Then, in July, the Microsoft Defender ATP Research Team spotted a fileless malware campaign dropping Astaroth into memory.

How to Break an Infection Chain Initiated by Phishing

To help defend against infection chains initiated by phishing attacks, security teams should consider adopting a layered approach to email security that incorporates mail scanning, spam monitoring and other security measures. Companies should also practice ahead-of-threat detection to spot potentially malicious domains before they become active in phishing campaigns and other digital attacks.

More from

Unified endpoint management for purpose-based devices

4 min read - As purpose-built devices become increasingly common, the challenges associated with their unique management and security needs are becoming clear. What are purpose-built devices? Most fall under the category of rugged IoT devices typically used outside of an office environment and which often run on a different operating system than typical office devices. Examples include ruggedized tablets and smartphones, handheld scanners and kiosks. Many different industries are utilizing purpose-built devices, including travel and transportation, retail, warehouse and distribution, manufacturing (including automotive)…

Stealthy WailingCrab Malware misuses MQTT Messaging Protocol

14 min read - This article was made possible thanks to the hard work of writer Charlotte Hammond and contributions from Ole Villadsen and Kat Metrick. IBM X-Force researchers have been tracking developments to the WailingCrab malware family, in particular, those relating to its C2 communication mechanisms, which include misusing the Internet-of-Things (IoT) messaging protocol MQTT. WailingCrab, also known as WikiLoader, is a sophisticated, multi-component malware delivered almost exclusively by an initial access broker that X-Force tracks as Hive0133, which overlaps with TA544. WailingCrab…

Operationalize cyber risk quantification for smart security

4 min read - Organizations constantly face new tactics from cyber criminals who aim to compromise their most valuable assets.

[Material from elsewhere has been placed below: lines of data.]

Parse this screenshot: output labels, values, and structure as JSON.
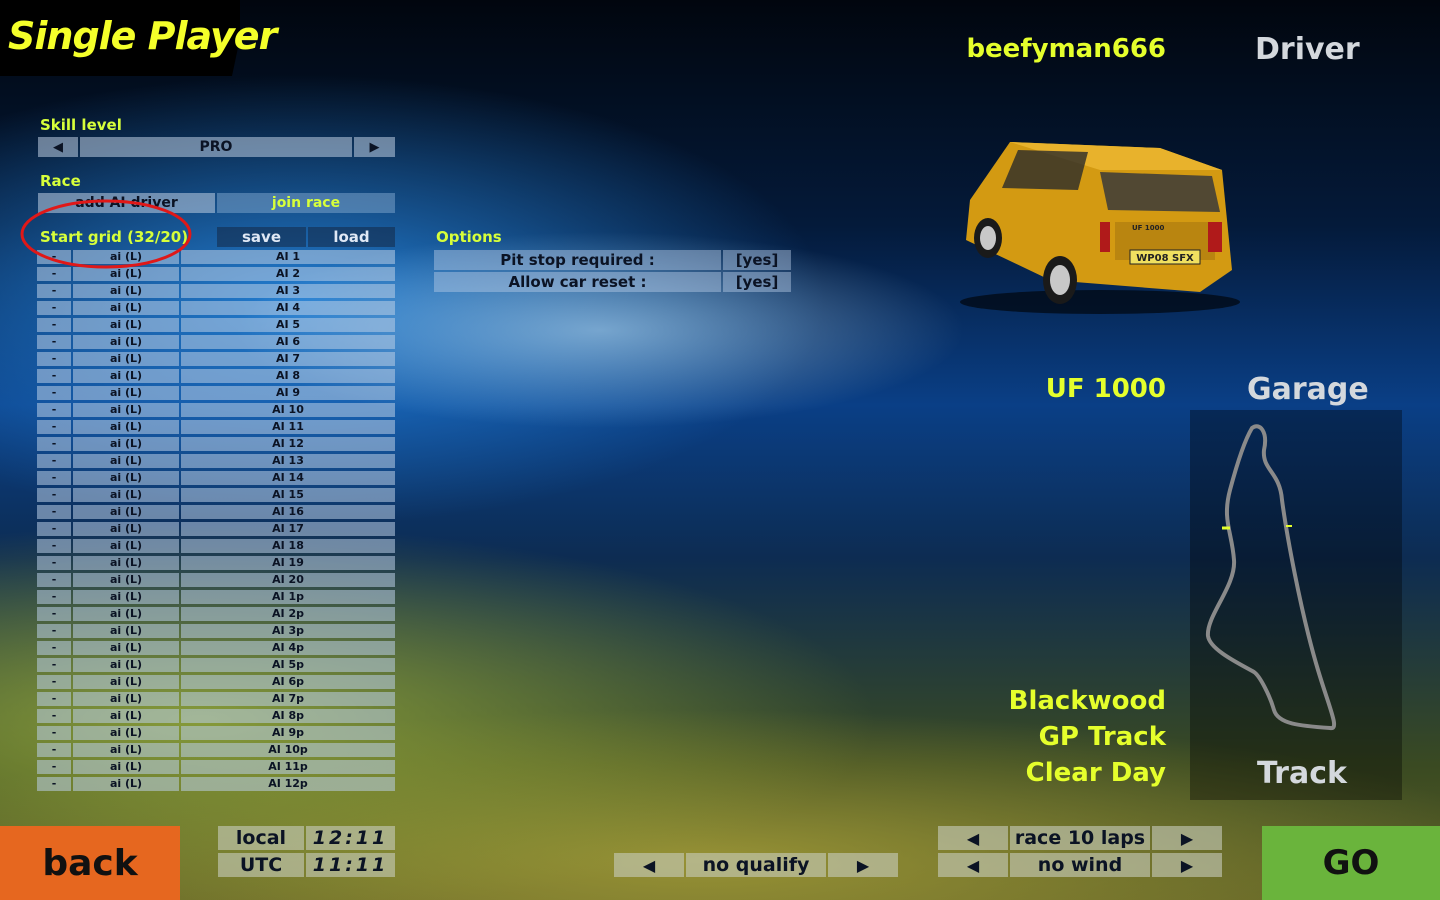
{
  "header": {
    "title": "Single Player"
  },
  "skill": {
    "label": "Skill level",
    "value": "PRO",
    "prev_icon": "left-arrow",
    "next_icon": "right-arrow"
  },
  "race": {
    "label": "Race",
    "add_ai_label": "add AI driver",
    "join_label": "join race"
  },
  "grid": {
    "label": "Start grid (32/20)",
    "save_label": "save",
    "load_label": "load",
    "rows": [
      {
        "dash": "-",
        "type": "ai (L)",
        "name": "AI 1"
      },
      {
        "dash": "-",
        "type": "ai (L)",
        "name": "AI 2"
      },
      {
        "dash": "-",
        "type": "ai (L)",
        "name": "AI 3"
      },
      {
        "dash": "-",
        "type": "ai (L)",
        "name": "AI 4"
      },
      {
        "dash": "-",
        "type": "ai (L)",
        "name": "AI 5"
      },
      {
        "dash": "-",
        "type": "ai (L)",
        "name": "AI 6"
      },
      {
        "dash": "-",
        "type": "ai (L)",
        "name": "AI 7"
      },
      {
        "dash": "-",
        "type": "ai (L)",
        "name": "AI 8"
      },
      {
        "dash": "-",
        "type": "ai (L)",
        "name": "AI 9"
      },
      {
        "dash": "-",
        "type": "ai (L)",
        "name": "AI 10"
      },
      {
        "dash": "-",
        "type": "ai (L)",
        "name": "AI 11"
      },
      {
        "dash": "-",
        "type": "ai (L)",
        "name": "AI 12"
      },
      {
        "dash": "-",
        "type": "ai (L)",
        "name": "AI 13"
      },
      {
        "dash": "-",
        "type": "ai (L)",
        "name": "AI 14"
      },
      {
        "dash": "-",
        "type": "ai (L)",
        "name": "AI 15"
      },
      {
        "dash": "-",
        "type": "ai (L)",
        "name": "AI 16"
      },
      {
        "dash": "-",
        "type": "ai (L)",
        "name": "AI 17"
      },
      {
        "dash": "-",
        "type": "ai (L)",
        "name": "AI 18"
      },
      {
        "dash": "-",
        "type": "ai (L)",
        "name": "AI 19"
      },
      {
        "dash": "-",
        "type": "ai (L)",
        "name": "AI 20"
      },
      {
        "dash": "-",
        "type": "ai (L)",
        "name": "AI 1p"
      },
      {
        "dash": "-",
        "type": "ai (L)",
        "name": "AI 2p"
      },
      {
        "dash": "-",
        "type": "ai (L)",
        "name": "AI 3p"
      },
      {
        "dash": "-",
        "type": "ai (L)",
        "name": "AI 4p"
      },
      {
        "dash": "-",
        "type": "ai (L)",
        "name": "AI 5p"
      },
      {
        "dash": "-",
        "type": "ai (L)",
        "name": "AI 6p"
      },
      {
        "dash": "-",
        "type": "ai (L)",
        "name": "AI 7p"
      },
      {
        "dash": "-",
        "type": "ai (L)",
        "name": "AI 8p"
      },
      {
        "dash": "-",
        "type": "ai (L)",
        "name": "AI 9p"
      },
      {
        "dash": "-",
        "type": "ai (L)",
        "name": "AI 10p"
      },
      {
        "dash": "-",
        "type": "ai (L)",
        "name": "AI 11p"
      },
      {
        "dash": "-",
        "type": "ai (L)",
        "name": "AI 12p"
      }
    ]
  },
  "options": {
    "label": "Options",
    "rows": [
      {
        "label": "Pit stop required :",
        "value": "[yes]"
      },
      {
        "label": "Allow car reset :",
        "value": "[yes]"
      }
    ]
  },
  "driver": {
    "name": "beefyman666",
    "label": "Driver"
  },
  "car": {
    "name": "UF 1000",
    "label": "Garage",
    "plate": "WP08 SFX",
    "badge": "UF 1000"
  },
  "track": {
    "label": "Track",
    "venue": "Blackwood",
    "layout": "GP Track",
    "weather": "Clear Day"
  },
  "bottom": {
    "back_label": "back",
    "go_label": "GO",
    "local_label": "local",
    "local_time": "12:11",
    "utc_label": "UTC",
    "utc_time": "11:11",
    "qualify_label": "no qualify",
    "race_label": "race 10 laps",
    "wind_label": "no wind"
  },
  "colors": {
    "accent_yellow": "#e5ff2c",
    "back_orange": "#e6671f",
    "go_green": "#6ab43c",
    "highlight_red": "#e01818"
  }
}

Yet despite evolving techniques, many security leaders still rely on subjective terms, such as low, medium and high, to communicate and manage cyber risk. These vague terms do not convey the necessary detail or insight to produce actionable outcomes that accurately identify, measure, manage and communicate cyber risks. As a result, executives and board members remain uninformed and ill-prepared to manage organizational risk effectively.…

Pentesting vs. Pentesting as a Service: Which is better?

5 min read - In today's quickly evolving cybersecurity landscape, organizations constantly seek the most effective ways to secure their digital assets. Penetration testing (pentesting) has emerged as a leading solution for identifying potential system vulnerabilities while closing security gaps that can lead to an attack. At the same time, a newer entrant into the security arena is Pentesting as a Service (PTaaS). Although PTaaS shares some similarities with pentesting, distinct differences make them two separate solutions. This article will discuss how these methodologies…

Topic updates

Get email updates and stay ahead of the latest threats to the security landscape, thought leadership and research.
Subscribe today